• **Exercise objective**:
For the data below, work out how many lines include the string "Anti" and report only the number.

• **Material provided**:
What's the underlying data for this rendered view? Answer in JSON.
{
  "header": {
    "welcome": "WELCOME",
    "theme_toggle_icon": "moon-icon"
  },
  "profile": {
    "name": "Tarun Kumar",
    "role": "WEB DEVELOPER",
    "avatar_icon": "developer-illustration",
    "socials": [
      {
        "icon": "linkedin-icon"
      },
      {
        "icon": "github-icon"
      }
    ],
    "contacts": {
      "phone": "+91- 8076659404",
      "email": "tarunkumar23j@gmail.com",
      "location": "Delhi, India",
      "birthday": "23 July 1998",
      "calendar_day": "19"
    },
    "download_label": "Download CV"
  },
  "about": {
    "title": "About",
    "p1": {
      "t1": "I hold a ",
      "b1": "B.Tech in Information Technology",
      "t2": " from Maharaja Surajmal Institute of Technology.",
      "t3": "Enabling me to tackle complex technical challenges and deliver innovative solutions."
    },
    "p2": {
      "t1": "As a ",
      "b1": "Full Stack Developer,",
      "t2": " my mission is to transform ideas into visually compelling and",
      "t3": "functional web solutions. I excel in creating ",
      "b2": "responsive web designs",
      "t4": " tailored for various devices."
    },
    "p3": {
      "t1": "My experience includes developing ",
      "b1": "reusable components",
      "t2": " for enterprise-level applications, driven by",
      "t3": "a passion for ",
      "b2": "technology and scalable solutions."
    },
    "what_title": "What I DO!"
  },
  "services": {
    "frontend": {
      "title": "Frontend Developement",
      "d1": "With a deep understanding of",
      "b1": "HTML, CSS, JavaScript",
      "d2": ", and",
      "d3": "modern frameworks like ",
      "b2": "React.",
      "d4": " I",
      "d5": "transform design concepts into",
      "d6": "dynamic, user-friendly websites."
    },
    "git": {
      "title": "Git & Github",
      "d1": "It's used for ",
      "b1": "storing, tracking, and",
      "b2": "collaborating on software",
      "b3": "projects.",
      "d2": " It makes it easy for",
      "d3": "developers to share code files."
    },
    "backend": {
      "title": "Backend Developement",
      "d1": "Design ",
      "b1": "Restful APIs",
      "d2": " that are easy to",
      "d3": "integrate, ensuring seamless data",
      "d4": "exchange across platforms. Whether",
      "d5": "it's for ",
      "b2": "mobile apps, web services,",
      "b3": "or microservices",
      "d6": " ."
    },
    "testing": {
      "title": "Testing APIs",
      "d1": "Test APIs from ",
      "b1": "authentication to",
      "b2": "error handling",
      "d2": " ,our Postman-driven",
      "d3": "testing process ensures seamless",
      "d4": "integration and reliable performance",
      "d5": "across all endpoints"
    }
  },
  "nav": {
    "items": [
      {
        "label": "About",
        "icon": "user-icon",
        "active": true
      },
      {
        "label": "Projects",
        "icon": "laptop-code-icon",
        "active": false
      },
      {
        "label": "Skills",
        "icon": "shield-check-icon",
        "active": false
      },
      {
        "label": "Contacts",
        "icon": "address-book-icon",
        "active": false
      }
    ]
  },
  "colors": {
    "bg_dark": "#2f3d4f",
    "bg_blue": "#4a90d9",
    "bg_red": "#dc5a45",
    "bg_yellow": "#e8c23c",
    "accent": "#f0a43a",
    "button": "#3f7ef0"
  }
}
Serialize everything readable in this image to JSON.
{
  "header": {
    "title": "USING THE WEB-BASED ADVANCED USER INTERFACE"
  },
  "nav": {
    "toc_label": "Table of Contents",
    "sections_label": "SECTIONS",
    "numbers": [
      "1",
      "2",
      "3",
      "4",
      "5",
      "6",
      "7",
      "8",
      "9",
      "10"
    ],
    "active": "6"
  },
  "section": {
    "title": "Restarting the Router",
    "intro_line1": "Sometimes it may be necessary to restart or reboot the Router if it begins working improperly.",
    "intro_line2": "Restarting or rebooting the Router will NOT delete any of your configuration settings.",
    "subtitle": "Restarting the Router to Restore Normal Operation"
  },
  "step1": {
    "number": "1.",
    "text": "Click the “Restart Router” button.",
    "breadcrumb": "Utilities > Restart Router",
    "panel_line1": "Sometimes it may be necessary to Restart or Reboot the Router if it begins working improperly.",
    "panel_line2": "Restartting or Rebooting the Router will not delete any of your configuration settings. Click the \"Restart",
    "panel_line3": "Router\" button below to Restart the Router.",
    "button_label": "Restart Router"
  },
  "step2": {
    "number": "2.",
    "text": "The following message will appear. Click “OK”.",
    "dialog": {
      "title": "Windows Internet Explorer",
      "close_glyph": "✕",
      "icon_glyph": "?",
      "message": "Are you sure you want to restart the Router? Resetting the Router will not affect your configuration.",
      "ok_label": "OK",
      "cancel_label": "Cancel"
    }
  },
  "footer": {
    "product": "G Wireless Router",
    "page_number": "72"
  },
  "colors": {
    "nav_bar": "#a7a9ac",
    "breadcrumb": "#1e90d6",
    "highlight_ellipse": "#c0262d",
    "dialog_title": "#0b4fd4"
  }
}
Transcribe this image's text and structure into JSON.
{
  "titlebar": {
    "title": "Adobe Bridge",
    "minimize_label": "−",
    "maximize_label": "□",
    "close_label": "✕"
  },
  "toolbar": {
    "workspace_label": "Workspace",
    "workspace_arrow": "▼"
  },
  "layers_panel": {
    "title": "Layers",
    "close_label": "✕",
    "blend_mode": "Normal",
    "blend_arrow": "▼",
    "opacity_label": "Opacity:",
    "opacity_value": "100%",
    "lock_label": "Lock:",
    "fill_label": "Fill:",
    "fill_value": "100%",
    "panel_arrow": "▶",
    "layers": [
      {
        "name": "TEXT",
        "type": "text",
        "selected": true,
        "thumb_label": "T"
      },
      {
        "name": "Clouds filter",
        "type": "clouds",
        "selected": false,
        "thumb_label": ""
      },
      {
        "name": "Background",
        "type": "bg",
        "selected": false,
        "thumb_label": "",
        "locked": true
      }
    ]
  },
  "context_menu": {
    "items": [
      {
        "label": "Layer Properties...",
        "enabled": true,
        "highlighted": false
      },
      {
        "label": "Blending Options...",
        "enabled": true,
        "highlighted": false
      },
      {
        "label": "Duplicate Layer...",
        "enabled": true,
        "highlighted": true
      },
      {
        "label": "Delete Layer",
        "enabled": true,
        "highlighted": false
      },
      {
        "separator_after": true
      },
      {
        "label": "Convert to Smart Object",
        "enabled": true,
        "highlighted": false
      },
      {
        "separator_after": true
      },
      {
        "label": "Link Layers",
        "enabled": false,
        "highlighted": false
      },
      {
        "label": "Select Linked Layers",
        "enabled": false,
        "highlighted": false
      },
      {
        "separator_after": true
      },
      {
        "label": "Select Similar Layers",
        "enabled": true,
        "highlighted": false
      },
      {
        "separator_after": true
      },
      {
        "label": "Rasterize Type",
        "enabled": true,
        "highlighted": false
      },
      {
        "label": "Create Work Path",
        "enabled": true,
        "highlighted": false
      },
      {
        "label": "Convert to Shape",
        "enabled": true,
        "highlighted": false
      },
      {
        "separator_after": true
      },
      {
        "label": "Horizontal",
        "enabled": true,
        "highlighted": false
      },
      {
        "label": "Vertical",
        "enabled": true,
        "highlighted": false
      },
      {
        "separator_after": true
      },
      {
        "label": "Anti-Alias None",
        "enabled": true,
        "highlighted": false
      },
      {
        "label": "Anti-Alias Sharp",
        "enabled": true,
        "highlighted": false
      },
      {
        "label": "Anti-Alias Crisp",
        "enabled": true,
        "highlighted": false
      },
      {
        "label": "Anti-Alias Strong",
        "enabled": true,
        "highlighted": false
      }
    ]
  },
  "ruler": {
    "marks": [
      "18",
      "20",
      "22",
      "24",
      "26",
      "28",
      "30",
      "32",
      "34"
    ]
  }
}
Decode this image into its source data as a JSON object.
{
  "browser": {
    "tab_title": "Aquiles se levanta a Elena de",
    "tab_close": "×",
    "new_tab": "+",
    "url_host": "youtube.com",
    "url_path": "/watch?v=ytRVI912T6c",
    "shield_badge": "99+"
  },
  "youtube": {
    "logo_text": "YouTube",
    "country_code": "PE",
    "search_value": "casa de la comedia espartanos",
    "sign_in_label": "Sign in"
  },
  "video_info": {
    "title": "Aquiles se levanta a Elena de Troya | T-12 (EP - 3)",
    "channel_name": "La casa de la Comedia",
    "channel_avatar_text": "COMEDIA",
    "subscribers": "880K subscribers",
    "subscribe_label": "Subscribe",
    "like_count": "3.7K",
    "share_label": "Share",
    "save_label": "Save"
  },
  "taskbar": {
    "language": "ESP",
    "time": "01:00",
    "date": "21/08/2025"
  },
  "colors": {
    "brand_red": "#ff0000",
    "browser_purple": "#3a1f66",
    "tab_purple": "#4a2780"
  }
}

• **Result of the exercise**:
4